**INSTRUCTIONS FOR THE TASK:**
Only the number is needed: count the lines below that hold the string "this".

**INFORMATION SHOWN:**
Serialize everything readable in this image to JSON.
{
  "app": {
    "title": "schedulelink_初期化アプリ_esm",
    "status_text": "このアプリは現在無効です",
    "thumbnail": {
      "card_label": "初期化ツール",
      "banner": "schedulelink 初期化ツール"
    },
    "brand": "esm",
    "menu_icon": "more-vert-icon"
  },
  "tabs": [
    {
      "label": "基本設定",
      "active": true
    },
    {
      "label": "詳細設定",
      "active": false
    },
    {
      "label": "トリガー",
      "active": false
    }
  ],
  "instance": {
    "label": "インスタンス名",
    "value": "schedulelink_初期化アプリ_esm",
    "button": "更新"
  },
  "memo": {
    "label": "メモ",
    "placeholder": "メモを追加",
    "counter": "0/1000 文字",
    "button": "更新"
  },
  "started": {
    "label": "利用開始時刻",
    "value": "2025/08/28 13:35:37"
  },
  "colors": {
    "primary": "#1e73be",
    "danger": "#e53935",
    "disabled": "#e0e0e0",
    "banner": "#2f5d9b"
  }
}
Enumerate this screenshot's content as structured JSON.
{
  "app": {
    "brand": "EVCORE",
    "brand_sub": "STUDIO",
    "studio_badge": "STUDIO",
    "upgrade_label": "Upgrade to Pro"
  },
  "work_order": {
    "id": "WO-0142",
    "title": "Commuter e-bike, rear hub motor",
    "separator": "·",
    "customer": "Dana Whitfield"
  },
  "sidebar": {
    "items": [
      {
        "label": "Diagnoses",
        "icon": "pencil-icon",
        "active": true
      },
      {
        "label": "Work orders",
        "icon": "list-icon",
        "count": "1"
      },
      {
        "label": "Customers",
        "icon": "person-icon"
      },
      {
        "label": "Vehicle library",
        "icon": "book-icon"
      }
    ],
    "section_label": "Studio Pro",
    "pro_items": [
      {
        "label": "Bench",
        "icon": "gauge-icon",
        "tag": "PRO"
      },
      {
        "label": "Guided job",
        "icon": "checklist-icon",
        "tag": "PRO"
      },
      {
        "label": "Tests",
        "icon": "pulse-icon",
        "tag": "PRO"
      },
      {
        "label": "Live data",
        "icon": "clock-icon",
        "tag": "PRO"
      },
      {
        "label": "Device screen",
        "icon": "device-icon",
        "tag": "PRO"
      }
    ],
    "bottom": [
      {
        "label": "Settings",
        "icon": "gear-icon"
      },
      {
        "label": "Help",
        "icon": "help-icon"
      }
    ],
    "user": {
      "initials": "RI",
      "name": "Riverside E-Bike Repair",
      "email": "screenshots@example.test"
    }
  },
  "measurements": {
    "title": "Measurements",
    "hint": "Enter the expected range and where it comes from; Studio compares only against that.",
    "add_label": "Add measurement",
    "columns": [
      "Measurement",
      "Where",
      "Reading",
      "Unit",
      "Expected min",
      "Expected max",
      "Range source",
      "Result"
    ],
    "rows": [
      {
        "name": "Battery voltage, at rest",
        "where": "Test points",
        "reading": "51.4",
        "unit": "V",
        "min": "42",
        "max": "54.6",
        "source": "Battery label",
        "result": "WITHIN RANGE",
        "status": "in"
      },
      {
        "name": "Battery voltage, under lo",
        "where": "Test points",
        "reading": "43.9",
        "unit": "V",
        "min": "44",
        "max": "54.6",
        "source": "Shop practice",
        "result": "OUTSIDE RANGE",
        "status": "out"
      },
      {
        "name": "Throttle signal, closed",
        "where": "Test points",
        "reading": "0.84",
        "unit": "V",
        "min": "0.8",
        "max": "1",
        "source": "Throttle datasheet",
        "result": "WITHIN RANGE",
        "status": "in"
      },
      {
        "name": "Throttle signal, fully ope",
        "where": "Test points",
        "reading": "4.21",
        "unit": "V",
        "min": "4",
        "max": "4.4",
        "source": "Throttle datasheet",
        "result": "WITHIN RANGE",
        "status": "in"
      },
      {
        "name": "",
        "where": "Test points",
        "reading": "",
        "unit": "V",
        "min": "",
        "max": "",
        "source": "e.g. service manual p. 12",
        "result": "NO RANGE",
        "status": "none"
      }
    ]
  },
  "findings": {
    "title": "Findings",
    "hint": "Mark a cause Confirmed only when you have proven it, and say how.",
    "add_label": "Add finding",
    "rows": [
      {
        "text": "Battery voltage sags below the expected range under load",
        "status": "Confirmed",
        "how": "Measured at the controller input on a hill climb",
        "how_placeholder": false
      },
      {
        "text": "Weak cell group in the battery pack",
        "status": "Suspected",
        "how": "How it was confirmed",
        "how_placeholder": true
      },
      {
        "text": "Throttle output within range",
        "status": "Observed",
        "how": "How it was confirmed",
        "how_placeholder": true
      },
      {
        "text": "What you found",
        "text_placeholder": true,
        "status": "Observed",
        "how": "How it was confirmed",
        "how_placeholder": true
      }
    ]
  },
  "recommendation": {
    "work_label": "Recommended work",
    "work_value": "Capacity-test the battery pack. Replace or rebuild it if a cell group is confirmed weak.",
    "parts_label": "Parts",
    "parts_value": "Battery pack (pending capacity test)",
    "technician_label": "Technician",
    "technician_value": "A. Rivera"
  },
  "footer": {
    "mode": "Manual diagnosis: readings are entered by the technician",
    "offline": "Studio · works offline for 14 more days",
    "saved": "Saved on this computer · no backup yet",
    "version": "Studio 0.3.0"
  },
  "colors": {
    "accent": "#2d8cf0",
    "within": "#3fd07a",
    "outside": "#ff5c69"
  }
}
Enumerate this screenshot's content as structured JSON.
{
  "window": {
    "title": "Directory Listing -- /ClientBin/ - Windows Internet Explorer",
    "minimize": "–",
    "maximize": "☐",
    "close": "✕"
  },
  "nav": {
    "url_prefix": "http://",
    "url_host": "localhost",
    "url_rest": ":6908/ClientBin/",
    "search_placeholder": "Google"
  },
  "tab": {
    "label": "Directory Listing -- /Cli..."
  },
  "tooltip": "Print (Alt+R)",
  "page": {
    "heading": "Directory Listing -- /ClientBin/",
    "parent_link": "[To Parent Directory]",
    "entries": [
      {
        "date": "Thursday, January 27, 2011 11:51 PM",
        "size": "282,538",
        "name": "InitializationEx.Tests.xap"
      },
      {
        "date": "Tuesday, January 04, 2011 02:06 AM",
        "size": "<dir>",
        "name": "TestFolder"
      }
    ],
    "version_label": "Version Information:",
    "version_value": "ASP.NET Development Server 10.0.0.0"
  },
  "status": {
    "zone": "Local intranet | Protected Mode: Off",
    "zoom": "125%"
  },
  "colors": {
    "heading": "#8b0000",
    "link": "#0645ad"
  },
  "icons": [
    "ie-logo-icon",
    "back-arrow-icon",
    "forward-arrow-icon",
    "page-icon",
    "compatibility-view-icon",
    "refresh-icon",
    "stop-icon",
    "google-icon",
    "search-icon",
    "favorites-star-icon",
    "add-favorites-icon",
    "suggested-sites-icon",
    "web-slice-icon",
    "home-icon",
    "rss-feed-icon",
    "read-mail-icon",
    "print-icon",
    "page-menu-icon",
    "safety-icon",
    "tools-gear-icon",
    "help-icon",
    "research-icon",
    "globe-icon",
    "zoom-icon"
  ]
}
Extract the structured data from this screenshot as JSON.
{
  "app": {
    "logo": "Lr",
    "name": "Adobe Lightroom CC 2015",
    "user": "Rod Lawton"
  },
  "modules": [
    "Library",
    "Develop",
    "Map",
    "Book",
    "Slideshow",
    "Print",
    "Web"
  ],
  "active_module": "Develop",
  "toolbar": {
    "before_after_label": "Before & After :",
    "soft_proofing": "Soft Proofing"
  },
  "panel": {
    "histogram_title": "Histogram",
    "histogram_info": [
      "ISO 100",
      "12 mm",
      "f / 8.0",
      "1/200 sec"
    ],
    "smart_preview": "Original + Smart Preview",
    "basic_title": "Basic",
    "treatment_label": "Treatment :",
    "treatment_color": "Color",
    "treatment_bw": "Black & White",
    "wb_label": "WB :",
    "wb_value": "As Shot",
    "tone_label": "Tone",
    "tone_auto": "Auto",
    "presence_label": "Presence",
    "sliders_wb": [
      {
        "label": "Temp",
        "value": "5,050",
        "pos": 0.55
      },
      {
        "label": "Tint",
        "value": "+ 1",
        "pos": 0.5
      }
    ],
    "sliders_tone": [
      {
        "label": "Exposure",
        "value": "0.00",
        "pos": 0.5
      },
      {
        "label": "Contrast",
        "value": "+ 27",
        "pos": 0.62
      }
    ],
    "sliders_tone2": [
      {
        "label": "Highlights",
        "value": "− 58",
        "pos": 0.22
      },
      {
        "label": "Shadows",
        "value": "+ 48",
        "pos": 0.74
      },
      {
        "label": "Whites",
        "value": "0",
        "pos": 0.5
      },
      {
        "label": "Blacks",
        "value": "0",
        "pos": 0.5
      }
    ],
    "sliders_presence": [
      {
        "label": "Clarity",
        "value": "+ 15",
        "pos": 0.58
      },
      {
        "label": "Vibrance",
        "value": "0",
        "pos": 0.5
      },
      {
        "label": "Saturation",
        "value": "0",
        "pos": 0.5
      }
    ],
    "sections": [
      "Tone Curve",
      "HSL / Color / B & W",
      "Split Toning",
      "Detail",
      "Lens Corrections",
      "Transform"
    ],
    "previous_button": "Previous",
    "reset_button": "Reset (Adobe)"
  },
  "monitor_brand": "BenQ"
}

**PROBLEM SOLUTION:**
5